| Records shown |
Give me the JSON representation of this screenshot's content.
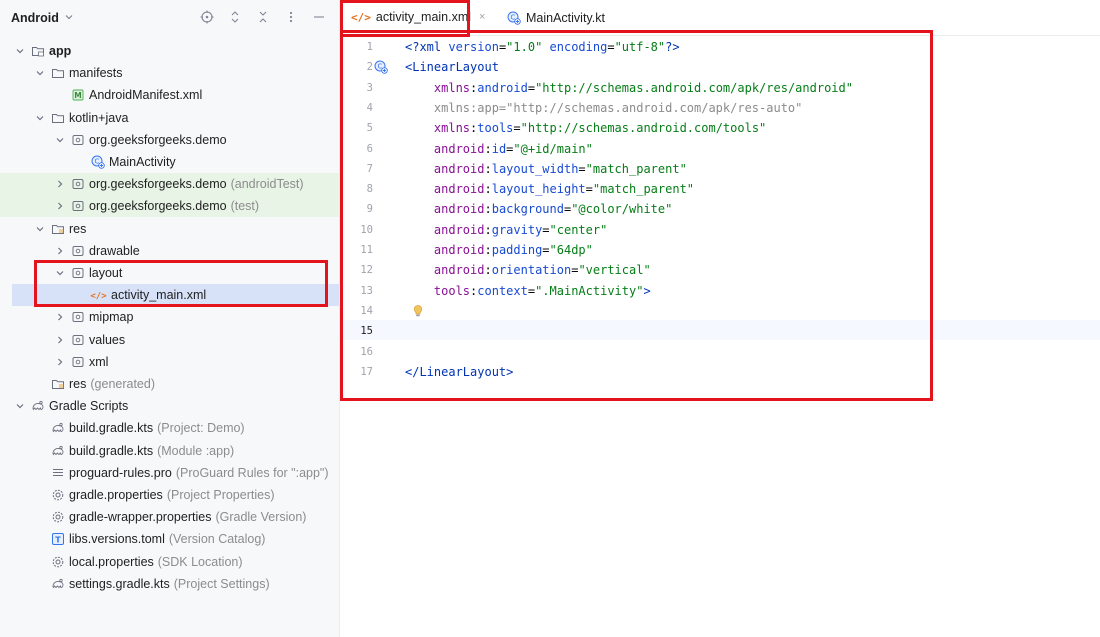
{
  "panel": {
    "title": "Android",
    "tools": [
      "crosshair-icon",
      "expand-icon",
      "collapse-icon",
      "more-icon",
      "minimize-icon"
    ]
  },
  "tree": [
    {
      "label": "app",
      "bold": true,
      "icon": "module-folder-icon",
      "chevron": "down",
      "depth": 0
    },
    {
      "label": "manifests",
      "icon": "folder-icon",
      "chevron": "down",
      "depth": 1
    },
    {
      "label": "AndroidManifest.xml",
      "icon": "manifest-icon",
      "chevron": "",
      "depth": 2
    },
    {
      "label": "kotlin+java",
      "icon": "folder-icon",
      "chevron": "down",
      "depth": 1
    },
    {
      "label": "org.geeksforgeeks.demo",
      "icon": "package-icon",
      "chevron": "down",
      "depth": 2
    },
    {
      "label": "MainActivity",
      "icon": "class-icon",
      "chevron": "",
      "depth": 3
    },
    {
      "label": "org.geeksforgeeks.demo",
      "suffix": "(androidTest)",
      "icon": "package-icon",
      "chevron": "right",
      "depth": 2,
      "green": true
    },
    {
      "label": "org.geeksforgeeks.demo",
      "suffix": "(test)",
      "icon": "package-icon",
      "chevron": "right",
      "depth": 2,
      "green": true
    },
    {
      "label": "res",
      "icon": "res-folder-icon",
      "chevron": "down",
      "depth": 1
    },
    {
      "label": "drawable",
      "icon": "package-icon",
      "chevron": "right",
      "depth": 2
    },
    {
      "label": "layout",
      "icon": "package-icon",
      "chevron": "down",
      "depth": 2
    },
    {
      "label": "activity_main.xml",
      "icon": "xml-file-icon",
      "chevron": "",
      "depth": 3,
      "selected": true
    },
    {
      "label": "mipmap",
      "icon": "package-icon",
      "chevron": "right",
      "depth": 2
    },
    {
      "label": "values",
      "icon": "package-icon",
      "chevron": "right",
      "depth": 2
    },
    {
      "label": "xml",
      "icon": "package-icon",
      "chevron": "right",
      "depth": 2
    },
    {
      "label": "res",
      "suffix": "(generated)",
      "icon": "res-folder-icon",
      "chevron": "",
      "depth": 1
    },
    {
      "label": "Gradle Scripts",
      "icon": "gradle-icon",
      "chevron": "down",
      "depth": 0
    },
    {
      "label": "build.gradle.kts",
      "suffix": "(Project: Demo)",
      "icon": "gradle-icon",
      "chevron": "",
      "depth": 1
    },
    {
      "label": "build.gradle.kts",
      "suffix": "(Module :app)",
      "icon": "gradle-icon",
      "chevron": "",
      "depth": 1
    },
    {
      "label": "proguard-rules.pro",
      "suffix": "(ProGuard Rules for \":app\")",
      "icon": "text-file-icon",
      "chevron": "",
      "depth": 1
    },
    {
      "label": "gradle.properties",
      "suffix": "(Project Properties)",
      "icon": "settings-icon",
      "chevron": "",
      "depth": 1
    },
    {
      "label": "gradle-wrapper.properties",
      "suffix": "(Gradle Version)",
      "icon": "settings-icon",
      "chevron": "",
      "depth": 1
    },
    {
      "label": "libs.versions.toml",
      "suffix": "(Version Catalog)",
      "icon": "toml-icon",
      "chevron": "",
      "depth": 1
    },
    {
      "label": "local.properties",
      "suffix": "(SDK Location)",
      "icon": "settings-icon",
      "chevron": "",
      "depth": 1
    },
    {
      "label": "settings.gradle.kts",
      "suffix": "(Project Settings)",
      "icon": "gradle-icon",
      "chevron": "",
      "depth": 1
    }
  ],
  "tabs": {
    "active": {
      "label": "activity_main.xml",
      "close": "×",
      "icon": "xml-file-icon"
    },
    "inactive": {
      "label": "MainActivity.kt",
      "icon": "class-icon"
    }
  },
  "editor": {
    "current_line": 15,
    "lines": [
      {
        "n": "1",
        "segments": [
          [
            "c-prolog",
            "<?xml "
          ],
          [
            "c-attr",
            "version"
          ],
          [
            "c-plain",
            "="
          ],
          [
            "c-val",
            "\"1.0\""
          ],
          [
            "c-plain",
            " "
          ],
          [
            "c-attr",
            "encoding"
          ],
          [
            "c-plain",
            "="
          ],
          [
            "c-val",
            "\"utf-8\""
          ],
          [
            "c-prolog",
            "?>"
          ]
        ]
      },
      {
        "n": "2",
        "segments": [
          [
            "c-tag",
            "<LinearLayout"
          ]
        ],
        "gutter_icon": "class-icon"
      },
      {
        "n": "3",
        "segments": [
          [
            "c-plain",
            "    "
          ],
          [
            "c-ns",
            "xmlns"
          ],
          [
            "c-plain",
            ":"
          ],
          [
            "c-attr",
            "android"
          ],
          [
            "c-plain",
            "="
          ],
          [
            "c-val",
            "\"http://schemas.android.com/apk/res/android\""
          ]
        ]
      },
      {
        "n": "4",
        "segments": [
          [
            "c-plain",
            "    "
          ],
          [
            "c-gray",
            "xmlns:app=\"http://schemas.android.com/apk/res-auto\""
          ]
        ]
      },
      {
        "n": "5",
        "segments": [
          [
            "c-plain",
            "    "
          ],
          [
            "c-ns",
            "xmlns"
          ],
          [
            "c-plain",
            ":"
          ],
          [
            "c-attr",
            "tools"
          ],
          [
            "c-plain",
            "="
          ],
          [
            "c-val",
            "\"http://schemas.android.com/tools\""
          ]
        ]
      },
      {
        "n": "6",
        "segments": [
          [
            "c-plain",
            "    "
          ],
          [
            "c-ns",
            "android"
          ],
          [
            "c-plain",
            ":"
          ],
          [
            "c-attr",
            "id"
          ],
          [
            "c-plain",
            "="
          ],
          [
            "c-val",
            "\"@+id/main\""
          ]
        ]
      },
      {
        "n": "7",
        "segments": [
          [
            "c-plain",
            "    "
          ],
          [
            "c-ns",
            "android"
          ],
          [
            "c-plain",
            ":"
          ],
          [
            "c-attr",
            "layout_width"
          ],
          [
            "c-plain",
            "="
          ],
          [
            "c-val",
            "\"match_parent\""
          ]
        ]
      },
      {
        "n": "8",
        "segments": [
          [
            "c-plain",
            "    "
          ],
          [
            "c-ns",
            "android"
          ],
          [
            "c-plain",
            ":"
          ],
          [
            "c-attr",
            "layout_height"
          ],
          [
            "c-plain",
            "="
          ],
          [
            "c-val",
            "\"match_parent\""
          ]
        ]
      },
      {
        "n": "9",
        "segments": [
          [
            "c-plain",
            "    "
          ],
          [
            "c-ns",
            "android"
          ],
          [
            "c-plain",
            ":"
          ],
          [
            "c-attr",
            "background"
          ],
          [
            "c-plain",
            "="
          ],
          [
            "c-val",
            "\"@color/white\""
          ]
        ]
      },
      {
        "n": "10",
        "segments": [
          [
            "c-plain",
            "    "
          ],
          [
            "c-ns",
            "android"
          ],
          [
            "c-plain",
            ":"
          ],
          [
            "c-attr",
            "gravity"
          ],
          [
            "c-plain",
            "="
          ],
          [
            "c-val",
            "\"center\""
          ]
        ]
      },
      {
        "n": "11",
        "segments": [
          [
            "c-plain",
            "    "
          ],
          [
            "c-ns",
            "android"
          ],
          [
            "c-plain",
            ":"
          ],
          [
            "c-attr",
            "padding"
          ],
          [
            "c-plain",
            "="
          ],
          [
            "c-val",
            "\"64dp\""
          ]
        ]
      },
      {
        "n": "12",
        "segments": [
          [
            "c-plain",
            "    "
          ],
          [
            "c-ns",
            "android"
          ],
          [
            "c-plain",
            ":"
          ],
          [
            "c-attr",
            "orientation"
          ],
          [
            "c-plain",
            "="
          ],
          [
            "c-val",
            "\"vertical\""
          ]
        ]
      },
      {
        "n": "13",
        "segments": [
          [
            "c-plain",
            "    "
          ],
          [
            "c-ns",
            "tools"
          ],
          [
            "c-plain",
            ":"
          ],
          [
            "c-attr",
            "context"
          ],
          [
            "c-plain",
            "="
          ],
          [
            "c-val",
            "\".MainActivity\""
          ],
          [
            "c-tag",
            ">"
          ]
        ]
      },
      {
        "n": "14",
        "segments": [],
        "gutter_icon": "lightbulb-icon"
      },
      {
        "n": "15",
        "segments": []
      },
      {
        "n": "16",
        "segments": []
      },
      {
        "n": "17",
        "segments": [
          [
            "c-tag",
            "</LinearLayout>"
          ]
        ]
      }
    ]
  },
  "colors": {
    "highlight_box": "#e3141b",
    "selection": "#d7e2f8",
    "test_source_bg": "#e8f5e6",
    "accent": "#3574f0"
  }
}
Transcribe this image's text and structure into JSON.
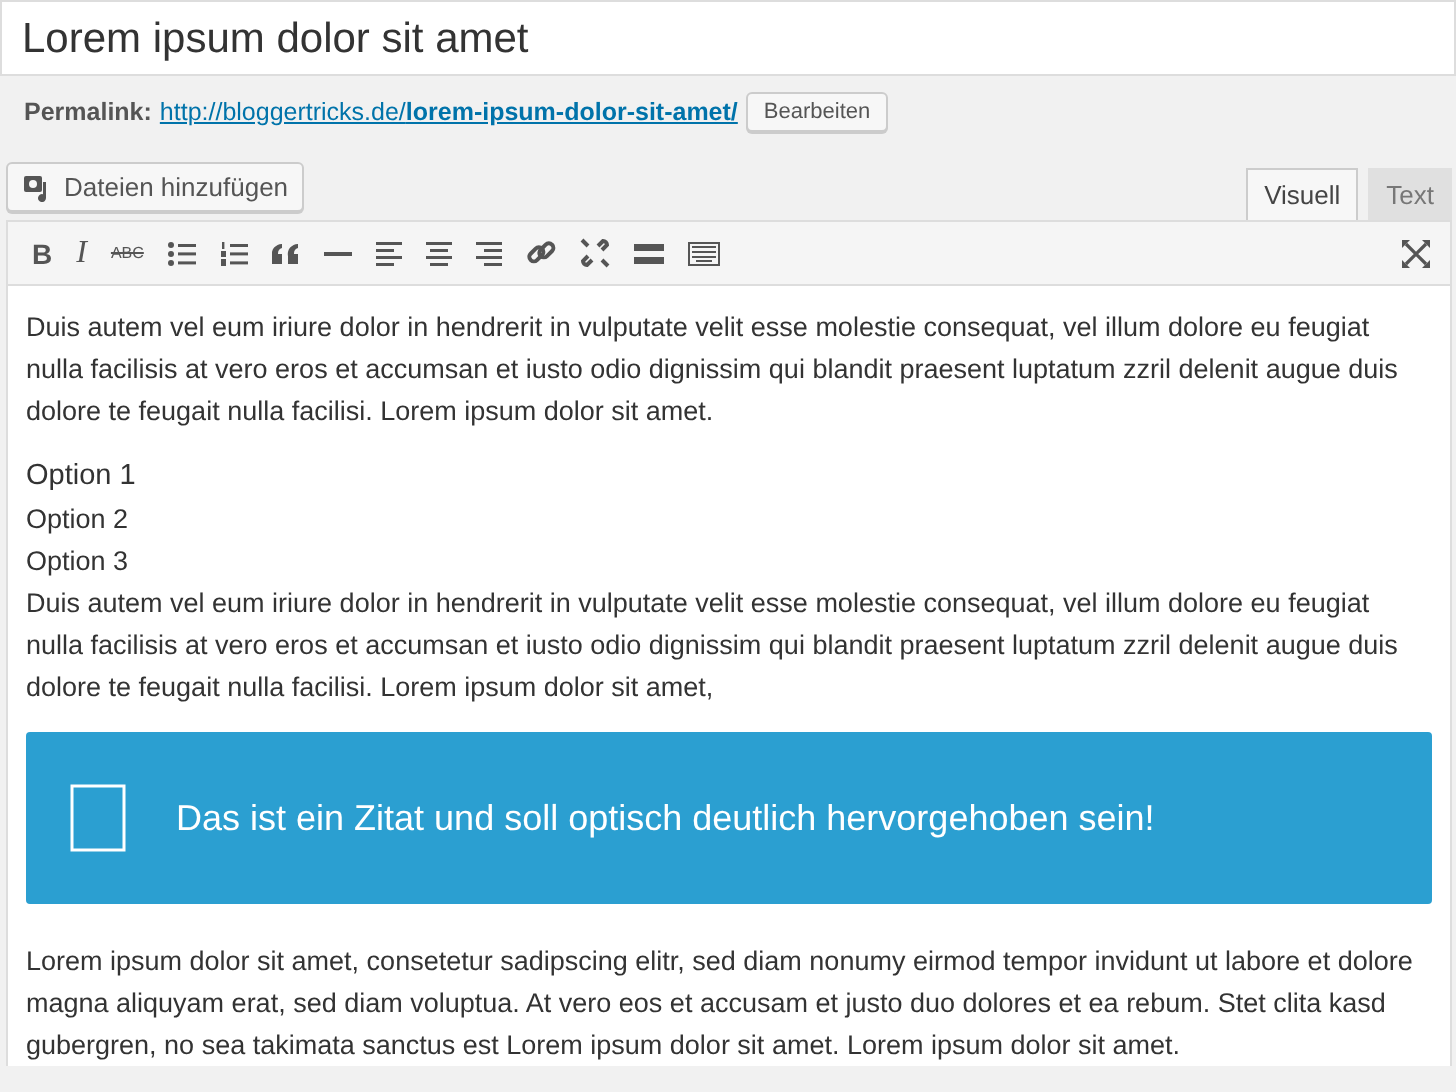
{
  "post_title": "Lorem ipsum dolor sit amet",
  "permalink": {
    "label": "Permalink:",
    "base": "http://bloggertricks.de/",
    "slug": "lorem-ipsum-dolor-sit-amet/",
    "edit_button": "Bearbeiten"
  },
  "add_media_button": "Dateien hinzufügen",
  "tabs": [
    {
      "label": "Visuell",
      "selected": true
    },
    {
      "label": "Text",
      "selected": false
    }
  ],
  "toolbar": {
    "bold": "B",
    "italic": "I",
    "strikethrough": "ABC"
  },
  "content": [
    {
      "kind": "paragraph",
      "text": "Duis autem vel eum iriure dolor in hendrerit in vulputate velit esse molestie consequat, vel illum dolore eu feugiat nulla facilisis at vero eros et accumsan et iusto odio dignissim qui blandit praesent luptatum zzril delenit augue duis dolore te feugait nulla facilisi. Lorem ipsum dolor sit amet."
    },
    {
      "kind": "lines",
      "lines": [
        "Option 1",
        "Option 2",
        "Option 3",
        "Duis autem vel eum iriure dolor in hendrerit in vulputate velit esse molestie consequat, vel illum dolore eu feugiat nulla facilisis at vero eros et accumsan et iusto odio dignissim qui blandit praesent luptatum zzril delenit augue duis dolore te feugait nulla facilisi. Lorem ipsum dolor sit amet,"
      ]
    },
    {
      "kind": "quote",
      "text": "Das ist ein Zitat und soll optisch deutlich hervorgehoben sein!"
    },
    {
      "kind": "paragraph",
      "text": "Lorem ipsum dolor sit amet, consetetur sadipscing elitr, sed diam nonumy eirmod tempor invidunt ut labore et dolore magna aliquyam erat, sed diam voluptua. At vero eos et accusam et justo duo dolores et ea rebum. Stet clita kasd gubergren, no sea takimata sanctus est Lorem ipsum dolor sit amet. Lorem ipsum dolor sit amet."
    }
  ]
}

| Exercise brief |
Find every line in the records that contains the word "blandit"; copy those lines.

| Solution for this problem |
      "text": "Duis autem vel eum iriure dolor in hendrerit in vulputate velit esse molestie consequat, vel illum dolore eu feugiat nulla facilisis at vero eros et accumsan et iusto odio dignissim qui blandit praesent luptatum zzril delenit augue duis dolore te feugait nulla facilisi. Lorem ipsum dolor sit amet."
        "Duis autem vel eum iriure dolor in hendrerit in vulputate velit esse molestie consequat, vel illum dolore eu feugiat nulla facilisis at vero eros et accumsan et iusto odio dignissim qui blandit praesent luptatum zzril delenit augue duis dolore te feugait nulla facilisi. Lorem ipsum dolor sit amet,"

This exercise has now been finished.